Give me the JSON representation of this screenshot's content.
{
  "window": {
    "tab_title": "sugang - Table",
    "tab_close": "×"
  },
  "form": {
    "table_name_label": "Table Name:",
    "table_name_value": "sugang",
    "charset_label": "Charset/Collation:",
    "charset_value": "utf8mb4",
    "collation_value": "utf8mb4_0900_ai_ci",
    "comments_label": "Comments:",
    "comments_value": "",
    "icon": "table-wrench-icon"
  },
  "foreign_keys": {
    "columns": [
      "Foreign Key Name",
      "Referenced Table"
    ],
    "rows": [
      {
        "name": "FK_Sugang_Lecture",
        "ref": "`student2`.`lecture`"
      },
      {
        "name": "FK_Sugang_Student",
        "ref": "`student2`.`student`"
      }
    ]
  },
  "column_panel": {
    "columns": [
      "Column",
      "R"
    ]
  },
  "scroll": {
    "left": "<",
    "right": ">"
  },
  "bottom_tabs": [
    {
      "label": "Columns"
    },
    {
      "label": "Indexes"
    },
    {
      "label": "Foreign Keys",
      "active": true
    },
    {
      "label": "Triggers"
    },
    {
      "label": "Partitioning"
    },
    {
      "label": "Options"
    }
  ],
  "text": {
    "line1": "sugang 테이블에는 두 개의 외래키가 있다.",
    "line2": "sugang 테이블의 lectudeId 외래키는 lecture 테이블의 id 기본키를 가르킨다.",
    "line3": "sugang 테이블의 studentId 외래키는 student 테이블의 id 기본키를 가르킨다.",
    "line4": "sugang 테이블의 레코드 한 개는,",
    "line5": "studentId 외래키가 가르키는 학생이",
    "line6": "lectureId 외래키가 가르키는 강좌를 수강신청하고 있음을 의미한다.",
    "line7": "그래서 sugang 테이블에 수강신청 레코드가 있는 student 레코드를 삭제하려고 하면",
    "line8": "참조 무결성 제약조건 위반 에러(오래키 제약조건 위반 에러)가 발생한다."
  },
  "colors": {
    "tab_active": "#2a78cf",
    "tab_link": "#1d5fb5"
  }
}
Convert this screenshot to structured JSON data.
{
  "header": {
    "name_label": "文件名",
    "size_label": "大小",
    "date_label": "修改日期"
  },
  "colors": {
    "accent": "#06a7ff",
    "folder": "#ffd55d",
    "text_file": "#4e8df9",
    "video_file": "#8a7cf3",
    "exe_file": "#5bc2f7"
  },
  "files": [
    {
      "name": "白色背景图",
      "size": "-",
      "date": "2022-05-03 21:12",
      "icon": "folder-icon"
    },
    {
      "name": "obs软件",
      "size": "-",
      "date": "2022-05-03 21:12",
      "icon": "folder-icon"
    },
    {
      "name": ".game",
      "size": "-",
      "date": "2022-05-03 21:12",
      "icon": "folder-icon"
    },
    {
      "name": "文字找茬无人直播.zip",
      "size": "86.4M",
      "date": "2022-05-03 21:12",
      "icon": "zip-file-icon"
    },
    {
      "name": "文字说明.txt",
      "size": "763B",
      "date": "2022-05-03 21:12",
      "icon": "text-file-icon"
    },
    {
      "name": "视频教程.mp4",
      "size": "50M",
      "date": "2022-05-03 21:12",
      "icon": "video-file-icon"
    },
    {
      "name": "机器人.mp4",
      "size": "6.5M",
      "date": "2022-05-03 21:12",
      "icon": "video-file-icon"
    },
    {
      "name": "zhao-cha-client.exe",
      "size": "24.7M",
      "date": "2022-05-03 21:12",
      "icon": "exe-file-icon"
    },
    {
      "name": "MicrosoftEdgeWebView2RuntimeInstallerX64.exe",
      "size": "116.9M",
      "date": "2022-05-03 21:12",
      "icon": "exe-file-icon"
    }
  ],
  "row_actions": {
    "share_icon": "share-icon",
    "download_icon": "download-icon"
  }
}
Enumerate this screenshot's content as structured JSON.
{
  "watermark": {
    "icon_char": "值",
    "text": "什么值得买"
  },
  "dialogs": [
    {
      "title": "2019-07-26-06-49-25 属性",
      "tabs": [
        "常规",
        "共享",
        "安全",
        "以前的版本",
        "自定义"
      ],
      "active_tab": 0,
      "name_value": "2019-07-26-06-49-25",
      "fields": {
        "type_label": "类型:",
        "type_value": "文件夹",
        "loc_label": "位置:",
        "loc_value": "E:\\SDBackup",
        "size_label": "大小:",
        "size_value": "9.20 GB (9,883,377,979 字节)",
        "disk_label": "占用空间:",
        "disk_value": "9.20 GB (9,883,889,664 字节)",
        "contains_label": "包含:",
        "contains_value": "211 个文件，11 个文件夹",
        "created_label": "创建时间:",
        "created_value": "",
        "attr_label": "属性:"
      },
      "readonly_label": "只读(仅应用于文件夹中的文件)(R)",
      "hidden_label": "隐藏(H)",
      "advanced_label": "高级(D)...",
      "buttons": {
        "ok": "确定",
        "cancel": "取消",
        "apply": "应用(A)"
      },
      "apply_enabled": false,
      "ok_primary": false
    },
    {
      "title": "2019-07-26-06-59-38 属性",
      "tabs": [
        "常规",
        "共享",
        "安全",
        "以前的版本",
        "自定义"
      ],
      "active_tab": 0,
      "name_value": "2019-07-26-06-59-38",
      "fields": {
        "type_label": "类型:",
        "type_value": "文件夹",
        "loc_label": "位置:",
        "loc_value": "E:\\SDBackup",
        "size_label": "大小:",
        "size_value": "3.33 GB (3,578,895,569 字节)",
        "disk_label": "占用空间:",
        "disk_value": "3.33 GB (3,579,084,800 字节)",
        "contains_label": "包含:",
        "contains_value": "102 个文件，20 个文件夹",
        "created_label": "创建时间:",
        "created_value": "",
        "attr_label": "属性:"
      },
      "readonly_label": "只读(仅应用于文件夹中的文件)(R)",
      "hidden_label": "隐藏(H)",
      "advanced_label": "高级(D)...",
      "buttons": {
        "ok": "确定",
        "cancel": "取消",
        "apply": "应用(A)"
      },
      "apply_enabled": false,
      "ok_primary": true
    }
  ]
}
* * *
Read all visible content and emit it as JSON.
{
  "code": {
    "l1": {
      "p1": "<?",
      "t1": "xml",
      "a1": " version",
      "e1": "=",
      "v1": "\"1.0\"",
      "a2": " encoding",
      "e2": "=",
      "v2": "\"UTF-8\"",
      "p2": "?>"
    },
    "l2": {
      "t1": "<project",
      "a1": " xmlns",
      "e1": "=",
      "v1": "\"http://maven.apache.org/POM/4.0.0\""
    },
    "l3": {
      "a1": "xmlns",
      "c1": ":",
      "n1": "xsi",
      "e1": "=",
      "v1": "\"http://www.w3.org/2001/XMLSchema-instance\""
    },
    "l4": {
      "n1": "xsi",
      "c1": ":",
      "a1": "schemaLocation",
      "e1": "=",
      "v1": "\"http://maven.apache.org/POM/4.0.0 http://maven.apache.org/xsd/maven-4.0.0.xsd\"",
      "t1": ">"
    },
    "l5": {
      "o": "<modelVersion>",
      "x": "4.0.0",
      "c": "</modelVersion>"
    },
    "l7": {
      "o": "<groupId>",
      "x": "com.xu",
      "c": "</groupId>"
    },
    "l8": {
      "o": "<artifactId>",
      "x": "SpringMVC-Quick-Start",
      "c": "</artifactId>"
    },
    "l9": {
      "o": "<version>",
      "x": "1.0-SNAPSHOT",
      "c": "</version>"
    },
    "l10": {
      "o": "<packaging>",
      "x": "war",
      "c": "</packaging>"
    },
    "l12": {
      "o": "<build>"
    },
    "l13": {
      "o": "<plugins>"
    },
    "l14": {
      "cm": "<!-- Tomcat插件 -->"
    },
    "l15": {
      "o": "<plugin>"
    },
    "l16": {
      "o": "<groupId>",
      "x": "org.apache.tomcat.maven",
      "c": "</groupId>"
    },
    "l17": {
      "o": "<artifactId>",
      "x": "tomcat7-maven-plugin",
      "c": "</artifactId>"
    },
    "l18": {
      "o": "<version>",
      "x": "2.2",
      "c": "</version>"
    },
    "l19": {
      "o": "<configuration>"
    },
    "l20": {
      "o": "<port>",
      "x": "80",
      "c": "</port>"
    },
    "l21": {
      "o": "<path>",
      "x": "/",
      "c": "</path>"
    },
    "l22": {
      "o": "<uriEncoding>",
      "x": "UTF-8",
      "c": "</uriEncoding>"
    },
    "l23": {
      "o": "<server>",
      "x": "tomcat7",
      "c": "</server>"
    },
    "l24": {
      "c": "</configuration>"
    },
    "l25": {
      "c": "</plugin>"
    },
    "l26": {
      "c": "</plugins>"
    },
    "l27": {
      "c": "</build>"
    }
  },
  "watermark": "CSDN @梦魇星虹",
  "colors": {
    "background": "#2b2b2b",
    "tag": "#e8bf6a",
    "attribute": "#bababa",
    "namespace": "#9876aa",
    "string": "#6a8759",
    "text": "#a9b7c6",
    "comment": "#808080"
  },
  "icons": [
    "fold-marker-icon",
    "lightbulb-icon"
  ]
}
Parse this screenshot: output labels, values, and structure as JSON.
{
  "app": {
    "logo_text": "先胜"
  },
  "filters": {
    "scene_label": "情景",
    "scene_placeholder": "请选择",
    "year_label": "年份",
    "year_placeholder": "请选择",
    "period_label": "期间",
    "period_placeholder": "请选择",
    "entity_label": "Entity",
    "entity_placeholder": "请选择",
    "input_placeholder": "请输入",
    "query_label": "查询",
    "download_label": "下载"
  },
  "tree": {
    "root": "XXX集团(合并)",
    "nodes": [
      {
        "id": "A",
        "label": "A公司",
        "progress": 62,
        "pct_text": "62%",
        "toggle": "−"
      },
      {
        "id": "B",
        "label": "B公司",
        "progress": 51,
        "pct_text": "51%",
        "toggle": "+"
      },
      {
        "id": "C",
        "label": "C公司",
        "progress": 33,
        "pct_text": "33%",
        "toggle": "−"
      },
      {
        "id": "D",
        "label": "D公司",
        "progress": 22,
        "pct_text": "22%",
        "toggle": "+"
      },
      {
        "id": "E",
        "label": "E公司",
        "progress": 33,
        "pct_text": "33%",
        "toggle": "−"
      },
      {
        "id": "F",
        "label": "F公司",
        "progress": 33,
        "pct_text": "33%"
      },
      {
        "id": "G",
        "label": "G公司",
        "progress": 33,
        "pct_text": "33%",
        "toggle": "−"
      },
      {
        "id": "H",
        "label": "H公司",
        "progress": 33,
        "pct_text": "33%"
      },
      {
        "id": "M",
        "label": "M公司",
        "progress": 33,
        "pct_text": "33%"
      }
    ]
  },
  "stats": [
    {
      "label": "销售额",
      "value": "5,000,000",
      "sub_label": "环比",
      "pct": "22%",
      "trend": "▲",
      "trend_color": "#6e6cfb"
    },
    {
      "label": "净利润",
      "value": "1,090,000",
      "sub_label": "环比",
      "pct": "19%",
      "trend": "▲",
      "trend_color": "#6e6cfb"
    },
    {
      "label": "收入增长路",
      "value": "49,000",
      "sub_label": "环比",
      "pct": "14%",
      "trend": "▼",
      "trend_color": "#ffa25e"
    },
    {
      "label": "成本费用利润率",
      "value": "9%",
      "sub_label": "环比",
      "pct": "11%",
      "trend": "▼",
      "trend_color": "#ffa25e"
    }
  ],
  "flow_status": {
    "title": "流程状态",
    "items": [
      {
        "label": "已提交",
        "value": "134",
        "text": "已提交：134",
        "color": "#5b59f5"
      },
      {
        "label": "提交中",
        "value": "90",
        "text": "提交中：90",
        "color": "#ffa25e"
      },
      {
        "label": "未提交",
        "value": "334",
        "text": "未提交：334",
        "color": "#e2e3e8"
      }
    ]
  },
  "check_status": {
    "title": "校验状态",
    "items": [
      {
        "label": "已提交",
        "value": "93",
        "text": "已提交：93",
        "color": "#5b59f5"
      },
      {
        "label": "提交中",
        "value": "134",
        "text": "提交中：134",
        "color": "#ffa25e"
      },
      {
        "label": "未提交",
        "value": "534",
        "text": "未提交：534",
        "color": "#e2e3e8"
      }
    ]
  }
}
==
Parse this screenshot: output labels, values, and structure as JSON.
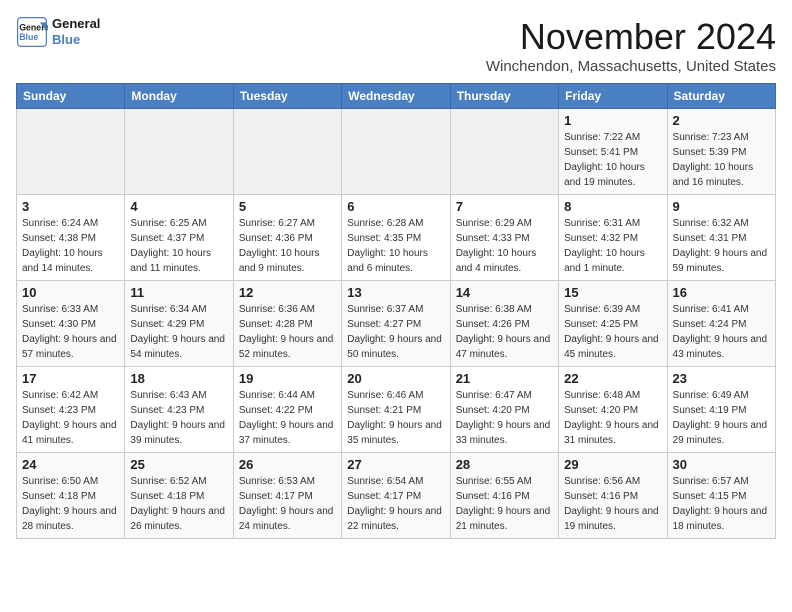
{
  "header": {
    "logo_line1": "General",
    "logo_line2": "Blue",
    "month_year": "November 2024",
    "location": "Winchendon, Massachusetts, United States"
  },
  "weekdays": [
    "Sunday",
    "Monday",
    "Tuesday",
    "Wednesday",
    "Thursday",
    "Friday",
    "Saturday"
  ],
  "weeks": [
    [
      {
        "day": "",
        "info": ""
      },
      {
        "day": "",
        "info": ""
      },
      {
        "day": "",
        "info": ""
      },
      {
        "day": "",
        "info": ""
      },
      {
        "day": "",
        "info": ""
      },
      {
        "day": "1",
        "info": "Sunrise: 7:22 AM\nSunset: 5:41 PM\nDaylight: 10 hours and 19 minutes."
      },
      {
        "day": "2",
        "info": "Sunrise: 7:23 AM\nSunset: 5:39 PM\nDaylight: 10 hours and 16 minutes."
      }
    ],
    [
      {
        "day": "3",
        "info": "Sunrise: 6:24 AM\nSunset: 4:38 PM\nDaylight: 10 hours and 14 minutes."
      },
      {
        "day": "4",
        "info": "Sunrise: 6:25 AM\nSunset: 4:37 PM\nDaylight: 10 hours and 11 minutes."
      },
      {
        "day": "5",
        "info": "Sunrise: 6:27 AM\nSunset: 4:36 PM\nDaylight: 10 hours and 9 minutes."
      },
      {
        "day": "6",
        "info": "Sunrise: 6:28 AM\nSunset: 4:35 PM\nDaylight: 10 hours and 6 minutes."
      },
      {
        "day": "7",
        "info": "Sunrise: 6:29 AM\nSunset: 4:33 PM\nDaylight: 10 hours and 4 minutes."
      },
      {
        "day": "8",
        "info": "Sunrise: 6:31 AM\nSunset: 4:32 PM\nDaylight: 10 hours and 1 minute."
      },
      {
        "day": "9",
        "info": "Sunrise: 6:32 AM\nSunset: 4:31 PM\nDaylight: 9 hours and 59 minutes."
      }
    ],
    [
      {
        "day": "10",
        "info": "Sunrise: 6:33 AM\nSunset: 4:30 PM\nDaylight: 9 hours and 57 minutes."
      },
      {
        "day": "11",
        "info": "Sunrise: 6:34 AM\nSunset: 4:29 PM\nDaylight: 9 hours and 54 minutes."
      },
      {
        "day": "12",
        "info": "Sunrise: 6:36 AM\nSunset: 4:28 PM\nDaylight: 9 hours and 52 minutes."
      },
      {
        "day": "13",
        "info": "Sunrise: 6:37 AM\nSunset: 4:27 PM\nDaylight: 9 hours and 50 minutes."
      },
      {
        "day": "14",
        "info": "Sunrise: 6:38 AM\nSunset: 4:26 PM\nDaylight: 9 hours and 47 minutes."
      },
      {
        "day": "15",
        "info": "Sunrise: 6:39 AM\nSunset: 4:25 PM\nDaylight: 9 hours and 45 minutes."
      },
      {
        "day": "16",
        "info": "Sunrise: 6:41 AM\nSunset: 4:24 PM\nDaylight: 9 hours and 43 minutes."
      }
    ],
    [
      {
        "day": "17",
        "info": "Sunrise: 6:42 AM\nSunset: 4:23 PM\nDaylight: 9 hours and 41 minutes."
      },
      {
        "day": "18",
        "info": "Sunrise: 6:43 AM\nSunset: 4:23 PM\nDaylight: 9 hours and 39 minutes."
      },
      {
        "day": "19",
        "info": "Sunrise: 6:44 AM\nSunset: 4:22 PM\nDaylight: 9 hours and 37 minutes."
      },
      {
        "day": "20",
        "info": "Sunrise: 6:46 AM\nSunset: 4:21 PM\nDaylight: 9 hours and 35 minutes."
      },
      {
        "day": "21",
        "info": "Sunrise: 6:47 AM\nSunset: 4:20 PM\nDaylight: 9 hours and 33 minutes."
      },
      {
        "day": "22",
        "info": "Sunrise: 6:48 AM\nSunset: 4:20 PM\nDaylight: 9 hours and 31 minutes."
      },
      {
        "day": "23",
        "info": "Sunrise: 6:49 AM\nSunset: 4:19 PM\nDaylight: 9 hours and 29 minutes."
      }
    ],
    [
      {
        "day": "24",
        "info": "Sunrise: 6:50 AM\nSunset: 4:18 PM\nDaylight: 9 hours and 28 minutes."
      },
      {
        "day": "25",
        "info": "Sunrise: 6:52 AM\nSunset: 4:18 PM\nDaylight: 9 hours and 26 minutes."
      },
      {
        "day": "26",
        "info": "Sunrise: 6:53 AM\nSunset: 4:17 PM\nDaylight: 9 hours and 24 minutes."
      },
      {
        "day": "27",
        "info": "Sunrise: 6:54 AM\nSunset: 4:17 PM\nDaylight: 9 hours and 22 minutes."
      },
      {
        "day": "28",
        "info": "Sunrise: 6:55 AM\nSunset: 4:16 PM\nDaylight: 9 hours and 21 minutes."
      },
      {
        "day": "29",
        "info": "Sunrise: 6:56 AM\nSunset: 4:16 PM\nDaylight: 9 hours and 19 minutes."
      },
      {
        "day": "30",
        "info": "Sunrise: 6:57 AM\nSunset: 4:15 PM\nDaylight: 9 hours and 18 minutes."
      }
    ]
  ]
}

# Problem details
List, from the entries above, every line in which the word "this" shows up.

# Written reply
Give me the JSON representation of this screenshot's content.
Convert this screenshot to structured JSON data.
Enumerate this screenshot's content as structured JSON.
Parse this screenshot: output labels, values, and structure as JSON.
Parse this screenshot: output labels, values, and structure as JSON.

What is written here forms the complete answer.